  • Texture Dislike: Tamura Coarseness

Sorter Segment Image Guide

Let’s translate this image preference information for our Four Sorter Segments. Below is a high-level guide that you'll see reflected in your Sorter Creative Briefs as a Sorter customer.



We should always strive to pull emotions from our audience. Dominance and arousal are the most effective emotional triggers. 

This is because each speaks to the two main families of personality traits. Those with more pronounced stability traits are attracted to the feeling of dominance because they seek control of their surroundings as they look to protect and maintain stability. Meanwhile, those dominant in plasticity traits are attracted to the feeling of arousal because they are likely to seek excitement and change.

Don’t be "stock". The artificial feel will trigger the sympathetic nervous system (fight or flight) and your message will receive unneeded scrutiny.


Goals of Imagery

  • Drive the individual

  • Keep them focused on the task


  • Product/Service

    • On own or in use (the key is the focus on product)

  • Focus less on natural scenery


  • Rich saturations

  • Use of colors should not create busy visual

  • Try to avoid cooler hues

  • Increase the brightness


  • Keep it clean (reduce busyness)

  • Use coarse textures (coffee beans > sand)

    • Ex. If you’re selling rice- zoom in to show the texture vs. a finer textured image from a zoom out

  • Clean divides

  • Offer directionality

    • Guide viewers eyes to CTA



  • Inspire the individual

  • Get them to abstract what is possible (day dream)


  • People are optional

    • People speak to the extraverted + agreeableness nature of this segment.

    • Does not necessarily speak to their openness trait which is dominant for this segment

  • Aspirational imagery settings 
    • Answer what someone might accomplish
  • Abstractions work well 

  • Natural Scenery is effective here 


  • High Brightness

  • Rich Saturations work well

  • Blues and Blacks will play well


  • Freedom to play with structure, coarseness, directionality because of higher openness score




  • Establish security they seek from others

  • Create a human connection with the brand


  • People, Faces, Pets

    • Not direct eye contact. Ensure the user is an observer

  • Community focused activity


  • Warm colors

  • Clean divides


  • Coarse textures

  • Clean divides



  • Inspire confidence in the quality

  • Err on the side of clarity

    • What is the product and how does it work

    • Concrete details


  • Go with fewer people

    • Potentially one person working on the task at hand

  • Focus on the product

    • Technical aspects of the product > the product in action

      • The individual is already thinking about the situations where it will be used

      • They want assurance they can trust the product
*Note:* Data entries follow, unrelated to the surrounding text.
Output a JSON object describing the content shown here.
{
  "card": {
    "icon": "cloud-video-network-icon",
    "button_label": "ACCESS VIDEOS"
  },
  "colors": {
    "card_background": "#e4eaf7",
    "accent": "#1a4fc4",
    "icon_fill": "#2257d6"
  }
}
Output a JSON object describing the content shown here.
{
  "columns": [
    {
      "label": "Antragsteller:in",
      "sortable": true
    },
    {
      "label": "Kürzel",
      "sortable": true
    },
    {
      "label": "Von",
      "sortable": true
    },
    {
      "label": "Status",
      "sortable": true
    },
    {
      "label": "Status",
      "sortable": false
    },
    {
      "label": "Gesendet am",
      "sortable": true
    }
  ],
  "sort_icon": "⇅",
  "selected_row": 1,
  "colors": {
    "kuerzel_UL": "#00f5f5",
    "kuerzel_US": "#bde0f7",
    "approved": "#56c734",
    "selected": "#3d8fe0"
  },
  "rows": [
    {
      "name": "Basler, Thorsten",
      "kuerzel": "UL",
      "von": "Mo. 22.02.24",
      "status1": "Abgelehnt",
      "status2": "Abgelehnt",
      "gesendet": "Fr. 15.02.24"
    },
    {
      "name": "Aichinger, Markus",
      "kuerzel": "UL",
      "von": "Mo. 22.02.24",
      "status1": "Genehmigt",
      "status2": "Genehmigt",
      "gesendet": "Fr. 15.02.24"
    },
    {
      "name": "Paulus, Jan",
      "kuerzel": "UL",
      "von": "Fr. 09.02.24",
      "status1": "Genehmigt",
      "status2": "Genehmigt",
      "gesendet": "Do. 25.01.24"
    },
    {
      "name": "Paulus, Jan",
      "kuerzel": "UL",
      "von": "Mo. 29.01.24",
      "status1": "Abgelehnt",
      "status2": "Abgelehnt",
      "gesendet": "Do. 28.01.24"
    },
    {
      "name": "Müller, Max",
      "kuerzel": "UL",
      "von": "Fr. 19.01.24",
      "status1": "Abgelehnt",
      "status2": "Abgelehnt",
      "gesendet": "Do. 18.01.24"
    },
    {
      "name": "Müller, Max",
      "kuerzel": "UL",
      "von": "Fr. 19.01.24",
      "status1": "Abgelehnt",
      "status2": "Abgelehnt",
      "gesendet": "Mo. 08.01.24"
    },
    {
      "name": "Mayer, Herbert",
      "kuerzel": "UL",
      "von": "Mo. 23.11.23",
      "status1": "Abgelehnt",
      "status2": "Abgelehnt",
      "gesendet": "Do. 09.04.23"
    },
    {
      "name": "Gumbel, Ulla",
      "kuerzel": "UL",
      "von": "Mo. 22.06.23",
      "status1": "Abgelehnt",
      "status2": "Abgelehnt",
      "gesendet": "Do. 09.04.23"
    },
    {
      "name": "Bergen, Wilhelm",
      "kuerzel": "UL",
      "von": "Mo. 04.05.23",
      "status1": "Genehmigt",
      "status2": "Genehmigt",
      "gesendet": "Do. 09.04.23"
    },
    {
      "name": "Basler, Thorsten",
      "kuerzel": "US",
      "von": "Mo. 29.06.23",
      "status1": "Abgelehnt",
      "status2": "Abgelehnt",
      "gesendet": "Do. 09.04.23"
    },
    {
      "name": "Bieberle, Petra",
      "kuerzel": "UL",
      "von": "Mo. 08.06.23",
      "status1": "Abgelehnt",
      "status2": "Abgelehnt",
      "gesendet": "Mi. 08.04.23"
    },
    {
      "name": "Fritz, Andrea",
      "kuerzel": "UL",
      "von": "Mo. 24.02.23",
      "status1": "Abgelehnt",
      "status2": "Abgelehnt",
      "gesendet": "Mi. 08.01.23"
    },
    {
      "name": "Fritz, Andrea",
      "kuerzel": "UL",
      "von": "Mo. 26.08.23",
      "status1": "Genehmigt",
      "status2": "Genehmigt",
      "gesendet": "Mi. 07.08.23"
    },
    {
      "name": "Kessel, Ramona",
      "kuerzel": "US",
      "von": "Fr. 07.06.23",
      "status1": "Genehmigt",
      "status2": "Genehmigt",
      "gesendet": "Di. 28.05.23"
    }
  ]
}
  • High saturation

  • Rich blues and reds


  • Texture is important for thinkers.

    • They want more organization within the image

  • Coarse textures work well

  • The rule of thirds is well received